These kinds of unsubstantiable speculations have become so pervasive, because of their sensationalist potential, that even otherwise reputable scientific publications cannot help themselves but to cash in on the controversy by printing articles about every nutcase behavioral gene theory that crawls out of the academic trashcan.
Not only is there no evidence for almost any of these claims, the circumstantial evidence weighs heavily against them. For example, the development of functionally specific mental organs would be an evolutionary dead-end. The evolution of animal faces might have slowed down to a halt if corresponding changes were also needed in a specialized face recognition brain module.
One of the primary functions of the brain is to recognize things. So why would any part of the brain evolve to become specialized at recognizing faces or spoken words or any other thing, when a much more effective result could have been achieved through the evolution of a generalized ‘everything recognition’ ability? There is no reason why the pathways that recognize faces could not also be used to recognize the words on this page. For a literate person, reading seems natural, but writing is a relatively new invention, so we clearly did not evolve any special ability to recognize written words.
Another primary function of the brain is to control our actions. There is not much functional difference between throwing a ball and swinging a hammer, and in a similar way, there is no reason to believe that the same generalized ability could not be used to sing a song, whistle a tune, or play a gazoo. There would rarely, if ever, be any need for specialized brain functionality.
One of the most convincing evidential arguments against psychobiological extremism is that there are simply not enough genes in the human genome to account for all of the commonly observed patterns of behavior. Even if there were tens of thousands of genes in the human genome, these could not code for the trillions of synaptic connections in our brains.

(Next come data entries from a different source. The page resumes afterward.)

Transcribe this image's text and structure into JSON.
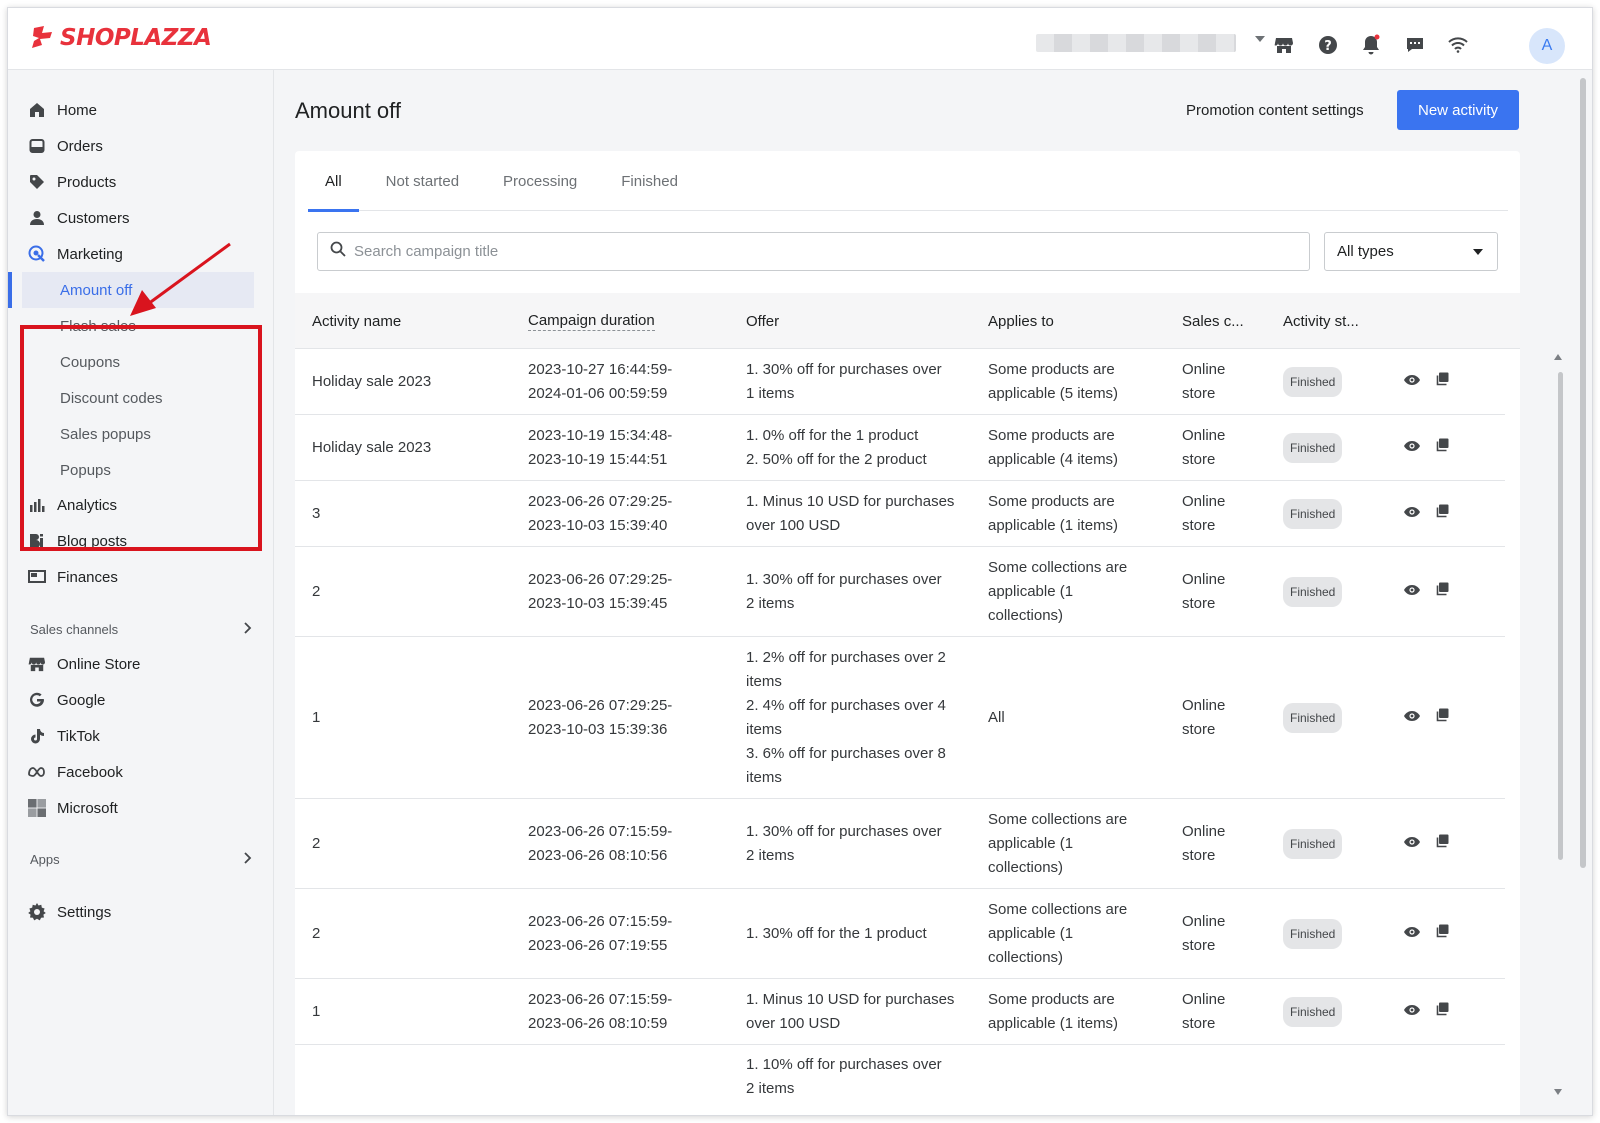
{
  "app": {
    "logo_text": "SHOPLAZZA",
    "avatar_initial": "A"
  },
  "topbar": {
    "icons": [
      "store-icon",
      "help-icon",
      "bell-icon",
      "chat-icon",
      "wifi-icon"
    ]
  },
  "sidebar": {
    "items": [
      {
        "label": "Home",
        "icon": "home-icon"
      },
      {
        "label": "Orders",
        "icon": "orders-icon"
      },
      {
        "label": "Products",
        "icon": "tag-icon"
      },
      {
        "label": "Customers",
        "icon": "person-icon"
      },
      {
        "label": "Marketing",
        "icon": "marketing-icon"
      }
    ],
    "marketing_sub": [
      "Amount off",
      "Flash sales",
      "Coupons",
      "Discount codes",
      "Sales popups",
      "Popups"
    ],
    "items2": [
      {
        "label": "Analytics",
        "icon": "analytics-icon"
      },
      {
        "label": "Blog posts",
        "icon": "blog-icon"
      },
      {
        "label": "Finances",
        "icon": "finances-icon"
      }
    ],
    "sales_channels_label": "Sales channels",
    "channels": [
      {
        "label": "Online Store",
        "icon": "store-icon"
      },
      {
        "label": "Google",
        "icon": "google-icon"
      },
      {
        "label": "TikTok",
        "icon": "tiktok-icon"
      },
      {
        "label": "Facebook",
        "icon": "meta-icon"
      },
      {
        "label": "Microsoft",
        "icon": "microsoft-icon"
      }
    ],
    "apps_label": "Apps",
    "settings_label": "Settings"
  },
  "main": {
    "title": "Amount off",
    "promo_link": "Promotion content settings",
    "new_button": "New activity",
    "tabs": [
      "All",
      "Not started",
      "Processing",
      "Finished"
    ],
    "search_placeholder": "Search campaign title",
    "type_filter": "All types",
    "columns": [
      "Activity name",
      "Campaign duration",
      "Offer",
      "Applies to",
      "Sales c...",
      "Activity st..."
    ],
    "rows": [
      {
        "name": "Holiday sale 2023",
        "duration": [
          "2023-10-27 16:44:59-",
          "2024-01-06 00:59:59"
        ],
        "offer": [
          "1. 30% off for purchases over",
          "1 items"
        ],
        "applies": [
          "Some products are",
          "applicable (5 items)"
        ],
        "channel": [
          "Online",
          "store"
        ],
        "status": "Finished"
      },
      {
        "name": "Holiday sale 2023",
        "duration": [
          "2023-10-19 15:34:48-",
          "2023-10-19 15:44:51"
        ],
        "offer": [
          "1. 0% off for the 1 product",
          "2. 50% off for the 2 product"
        ],
        "applies": [
          "Some products are",
          "applicable (4 items)"
        ],
        "channel": [
          "Online",
          "store"
        ],
        "status": "Finished"
      },
      {
        "name": "3",
        "duration": [
          "2023-06-26 07:29:25-",
          "2023-10-03 15:39:40"
        ],
        "offer": [
          "1. Minus 10 USD for purchases",
          "over 100 USD"
        ],
        "applies": [
          "Some products are",
          "applicable (1 items)"
        ],
        "channel": [
          "Online",
          "store"
        ],
        "status": "Finished"
      },
      {
        "name": "2",
        "duration": [
          "2023-06-26 07:29:25-",
          "2023-10-03 15:39:45"
        ],
        "offer": [
          "1. 30% off for purchases over",
          "2 items"
        ],
        "applies": [
          "Some collections are",
          "applicable (1",
          "collections)"
        ],
        "channel": [
          "Online",
          "store"
        ],
        "status": "Finished"
      },
      {
        "name": "1",
        "duration": [
          "2023-06-26 07:29:25-",
          "2023-10-03 15:39:36"
        ],
        "offer": [
          "1. 2% off for purchases over 2",
          "items",
          "2. 4% off for purchases over 4",
          "items",
          "3. 6% off for purchases over 8",
          "items"
        ],
        "applies": [
          "All"
        ],
        "channel": [
          "Online",
          "store"
        ],
        "status": "Finished"
      },
      {
        "name": "2",
        "duration": [
          "2023-06-26 07:15:59-",
          "2023-06-26 08:10:56"
        ],
        "offer": [
          "1. 30% off for purchases over",
          "2 items"
        ],
        "applies": [
          "Some collections are",
          "applicable (1",
          "collections)"
        ],
        "channel": [
          "Online",
          "store"
        ],
        "status": "Finished"
      },
      {
        "name": "2",
        "duration": [
          "2023-06-26 07:15:59-",
          "2023-06-26 07:19:55"
        ],
        "offer": [
          "1. 30% off for the 1 product"
        ],
        "applies": [
          "Some collections are",
          "applicable (1",
          "collections)"
        ],
        "channel": [
          "Online",
          "store"
        ],
        "status": "Finished"
      },
      {
        "name": "1",
        "duration": [
          "2023-06-26 07:15:59-",
          "2023-06-26 08:10:59"
        ],
        "offer": [
          "1. Minus 10 USD for purchases",
          "over 100 USD"
        ],
        "applies": [
          "Some products are",
          "applicable (1 items)"
        ],
        "channel": [
          "Online",
          "store"
        ],
        "status": "Finished"
      },
      {
        "name": "",
        "duration": [],
        "offer": [
          "1. 10% off for purchases over",
          "2 items"
        ],
        "applies": [],
        "channel": [],
        "status": ""
      }
    ]
  },
  "colors": {
    "brand": "#e8323c",
    "accent": "#3a74f0",
    "highlight": "#d9141e"
  }
}
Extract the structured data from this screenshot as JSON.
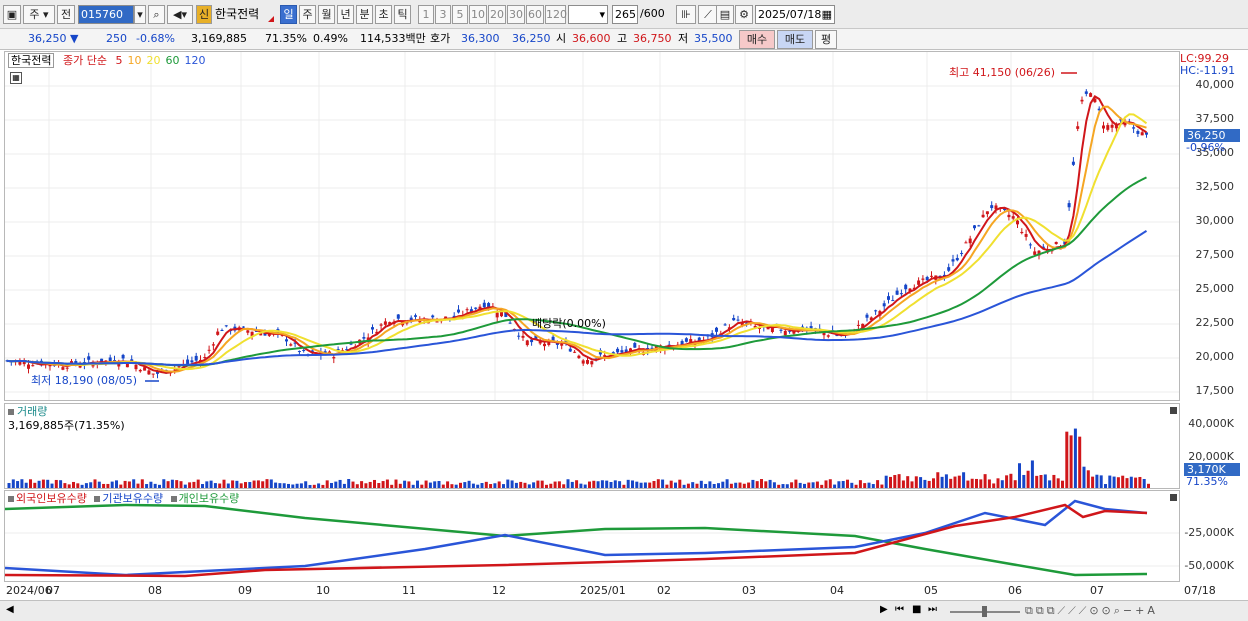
{
  "toolbar": {
    "freq": "주",
    "type": "전",
    "code": "015760",
    "stock_badge": "신",
    "stock_name": "한국전력",
    "periods": [
      "일",
      "주",
      "월",
      "년",
      "분",
      "초",
      "틱"
    ],
    "active_period": "일",
    "intervals": [
      "1",
      "3",
      "5",
      "10",
      "20",
      "30",
      "60",
      "120"
    ],
    "count": "265",
    "count_total": "/600",
    "date": "2025/07/18"
  },
  "quote": {
    "price": "36,250",
    "arrow": "▼",
    "change": "250",
    "change_pct": "-0.68%",
    "volume": "3,169,885",
    "vol_ratio": "71.35%",
    "turnover": "0.49%",
    "amount": "114,533백만",
    "hoga_label": "호가",
    "ask": "36,300",
    "bid": "36,250",
    "open_label": "시",
    "open": "36,600",
    "high_label": "고",
    "high": "36,750",
    "low_label": "저",
    "low": "35,500",
    "buy": "매수",
    "sell": "매도",
    "eval": "평"
  },
  "price_panel": {
    "stock_label": "한국전력",
    "ma_label": "종가 단순",
    "ma_periods": [
      "5",
      "10",
      "20",
      "60",
      "120"
    ],
    "ma_colors": [
      "#d0161a",
      "#f5a623",
      "#f0e030",
      "#1e9a3a",
      "#2a55d8"
    ],
    "high_note": "최고 41,150 (06/26)",
    "low_note": "최저 18,190 (08/05)",
    "dividend_note": "배당락(0.00%)",
    "lc": "LC:99.29",
    "hc": "HC:-11.91",
    "last_price": "36,250",
    "last_pct": "-0.96%",
    "y_labels": [
      "40,000",
      "37,500",
      "35,000",
      "32,500",
      "30,000",
      "27,500",
      "25,000",
      "22,500",
      "20,000",
      "17,500"
    ]
  },
  "volume_panel": {
    "title": "거래량",
    "value": "3,169,885주(71.35%)",
    "y_labels": [
      "40,000K",
      "20,000K"
    ],
    "last_vol": "3,170K",
    "last_pct": "71.35%"
  },
  "holding_panel": {
    "legend": [
      "외국인보유수량",
      "기관보유수량",
      "개인보유수량"
    ],
    "legend_colors": [
      "#d0161a",
      "#1646c8",
      "#1e9a3a"
    ],
    "y_labels": [
      "-25,000K",
      "-50,000K"
    ]
  },
  "x_labels": [
    "2024/06",
    "07",
    "08",
    "09",
    "10",
    "11",
    "12",
    "2025/01",
    "02",
    "03",
    "04",
    "05",
    "06",
    "07"
  ],
  "x_end_label": "07/18"
}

There is no doubt that evolutionary forces directed human brain development, but increased generalization leading to increased flexibility and adaptability would have been much more useful and evolutionarily successful than increased specialization, and it would better explain the effortlessness with which humans have migrated from the jungles of Africa to the concrete jungles of modern suburbia.
As computers became more common in the 1950s and 60s, some researchers began to emphasize the similarities between brains and computers. Perceiving the human brain to be a powerful organic computer, they began to describe mental processes in the same way that computer scientists were describing artificial intelligence. This approach became known as ‘cognitive psychology’.
While some psychobiological extremists also like to describe the human brain as an organic computer, comparing functionally specific mental organs to individual circuits, this is actually a bad analogy, because in the evolution of the electronic computer, dedicated circuits have given way to a single processor which performs relatively few functions. Processors only need to be able to store and retrieve information, and compare and combine information. With these few functions, they can be programmed to do almost anything.
As far as computer analogies are concerned, respectable cognitive psychologists say that the human brain operates like a massively parallel computer, which is continually trying to comprehend our situation by comparing our current perceptions to memories of similar or related experiences in the past. We then respond in whatever way we have learned to. If we have no previous experience then we simply learn from our mistakes.